EXERCISE: Wherever a line of the data contains "this", copy that line.

___ LISTED ENTRIES

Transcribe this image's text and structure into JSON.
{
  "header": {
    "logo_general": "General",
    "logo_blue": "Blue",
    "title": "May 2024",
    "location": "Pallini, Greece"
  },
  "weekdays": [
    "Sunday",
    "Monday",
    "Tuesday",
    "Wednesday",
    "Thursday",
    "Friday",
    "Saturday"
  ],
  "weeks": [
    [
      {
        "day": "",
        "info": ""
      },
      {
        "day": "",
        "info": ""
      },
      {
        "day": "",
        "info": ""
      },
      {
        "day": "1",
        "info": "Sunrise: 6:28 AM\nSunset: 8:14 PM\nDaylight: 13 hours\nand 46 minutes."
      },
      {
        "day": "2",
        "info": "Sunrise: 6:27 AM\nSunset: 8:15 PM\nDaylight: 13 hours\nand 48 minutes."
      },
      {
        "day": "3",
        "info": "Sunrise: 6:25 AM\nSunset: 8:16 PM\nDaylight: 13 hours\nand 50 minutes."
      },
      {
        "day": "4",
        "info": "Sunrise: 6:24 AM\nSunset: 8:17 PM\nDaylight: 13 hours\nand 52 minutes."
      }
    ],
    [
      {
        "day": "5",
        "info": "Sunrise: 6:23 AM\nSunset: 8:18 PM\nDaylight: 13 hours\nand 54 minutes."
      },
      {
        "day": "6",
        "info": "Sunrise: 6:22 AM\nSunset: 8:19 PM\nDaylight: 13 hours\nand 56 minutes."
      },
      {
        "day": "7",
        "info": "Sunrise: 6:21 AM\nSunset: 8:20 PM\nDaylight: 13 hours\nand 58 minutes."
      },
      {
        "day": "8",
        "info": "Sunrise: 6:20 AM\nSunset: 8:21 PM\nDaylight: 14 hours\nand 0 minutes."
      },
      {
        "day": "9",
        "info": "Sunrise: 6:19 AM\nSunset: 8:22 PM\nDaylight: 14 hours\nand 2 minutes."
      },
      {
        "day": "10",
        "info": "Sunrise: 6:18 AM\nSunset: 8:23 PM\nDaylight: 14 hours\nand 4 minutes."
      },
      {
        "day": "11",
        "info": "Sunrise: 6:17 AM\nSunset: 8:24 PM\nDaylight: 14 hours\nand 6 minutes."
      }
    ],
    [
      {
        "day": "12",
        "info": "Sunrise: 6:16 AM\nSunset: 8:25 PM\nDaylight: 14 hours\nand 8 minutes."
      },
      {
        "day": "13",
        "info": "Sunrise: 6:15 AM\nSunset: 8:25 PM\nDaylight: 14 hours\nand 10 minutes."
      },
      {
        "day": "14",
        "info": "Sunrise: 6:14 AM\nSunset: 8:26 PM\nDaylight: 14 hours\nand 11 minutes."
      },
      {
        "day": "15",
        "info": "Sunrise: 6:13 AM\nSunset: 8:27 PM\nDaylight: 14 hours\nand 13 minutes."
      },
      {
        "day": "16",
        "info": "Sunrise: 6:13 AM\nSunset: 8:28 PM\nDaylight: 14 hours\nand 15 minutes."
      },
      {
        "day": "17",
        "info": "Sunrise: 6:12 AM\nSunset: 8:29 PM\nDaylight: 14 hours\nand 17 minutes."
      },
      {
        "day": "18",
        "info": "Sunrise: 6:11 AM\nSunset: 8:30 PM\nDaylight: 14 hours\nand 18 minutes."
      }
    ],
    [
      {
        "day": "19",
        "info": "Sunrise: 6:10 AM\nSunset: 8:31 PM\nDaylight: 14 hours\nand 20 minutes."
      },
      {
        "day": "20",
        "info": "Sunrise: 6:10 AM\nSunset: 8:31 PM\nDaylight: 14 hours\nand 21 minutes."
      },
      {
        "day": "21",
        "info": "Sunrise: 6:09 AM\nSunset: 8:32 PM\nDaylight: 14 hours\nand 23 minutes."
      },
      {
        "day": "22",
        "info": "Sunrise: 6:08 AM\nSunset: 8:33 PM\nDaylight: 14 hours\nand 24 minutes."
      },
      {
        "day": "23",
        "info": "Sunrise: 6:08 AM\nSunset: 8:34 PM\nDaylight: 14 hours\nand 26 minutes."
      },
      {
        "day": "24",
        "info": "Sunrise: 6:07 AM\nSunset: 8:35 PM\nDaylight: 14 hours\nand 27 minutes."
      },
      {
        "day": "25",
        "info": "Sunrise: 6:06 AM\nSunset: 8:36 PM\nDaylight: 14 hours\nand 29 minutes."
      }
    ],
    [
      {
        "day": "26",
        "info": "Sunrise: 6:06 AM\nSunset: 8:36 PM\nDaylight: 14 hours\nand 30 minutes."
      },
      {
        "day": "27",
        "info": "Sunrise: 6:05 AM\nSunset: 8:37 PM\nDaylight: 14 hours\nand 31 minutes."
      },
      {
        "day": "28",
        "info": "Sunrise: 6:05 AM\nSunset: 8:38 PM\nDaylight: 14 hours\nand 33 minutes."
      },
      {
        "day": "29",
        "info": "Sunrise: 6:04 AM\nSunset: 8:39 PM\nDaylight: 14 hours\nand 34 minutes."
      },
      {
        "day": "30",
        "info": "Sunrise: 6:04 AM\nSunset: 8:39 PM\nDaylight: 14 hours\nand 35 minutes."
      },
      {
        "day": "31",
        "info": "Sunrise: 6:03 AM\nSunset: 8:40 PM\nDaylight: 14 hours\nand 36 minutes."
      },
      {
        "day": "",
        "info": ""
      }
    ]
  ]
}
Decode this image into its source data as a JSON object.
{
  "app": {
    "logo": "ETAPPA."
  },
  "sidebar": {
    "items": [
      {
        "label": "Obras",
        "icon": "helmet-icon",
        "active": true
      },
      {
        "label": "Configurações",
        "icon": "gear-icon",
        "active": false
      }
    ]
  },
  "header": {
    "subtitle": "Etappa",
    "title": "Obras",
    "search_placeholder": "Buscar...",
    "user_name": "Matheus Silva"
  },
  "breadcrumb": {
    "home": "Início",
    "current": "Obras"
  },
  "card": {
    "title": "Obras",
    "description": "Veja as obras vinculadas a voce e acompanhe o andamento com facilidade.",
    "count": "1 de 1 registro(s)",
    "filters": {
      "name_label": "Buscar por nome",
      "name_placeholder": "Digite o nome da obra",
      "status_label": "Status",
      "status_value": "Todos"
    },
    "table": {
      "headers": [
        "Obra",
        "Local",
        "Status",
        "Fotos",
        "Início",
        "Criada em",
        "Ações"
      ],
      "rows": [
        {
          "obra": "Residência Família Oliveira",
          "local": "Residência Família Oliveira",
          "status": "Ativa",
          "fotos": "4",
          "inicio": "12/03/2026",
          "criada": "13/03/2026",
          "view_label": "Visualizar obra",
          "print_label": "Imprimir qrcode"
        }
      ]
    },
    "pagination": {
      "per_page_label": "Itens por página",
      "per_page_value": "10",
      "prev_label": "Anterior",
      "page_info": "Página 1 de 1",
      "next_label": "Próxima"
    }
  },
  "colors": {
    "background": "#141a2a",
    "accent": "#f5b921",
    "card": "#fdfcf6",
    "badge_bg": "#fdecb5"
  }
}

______

TASK ANSWER:
Transcribe this image's text and structure into JSON.
Decode this image into its source data as a JSON object.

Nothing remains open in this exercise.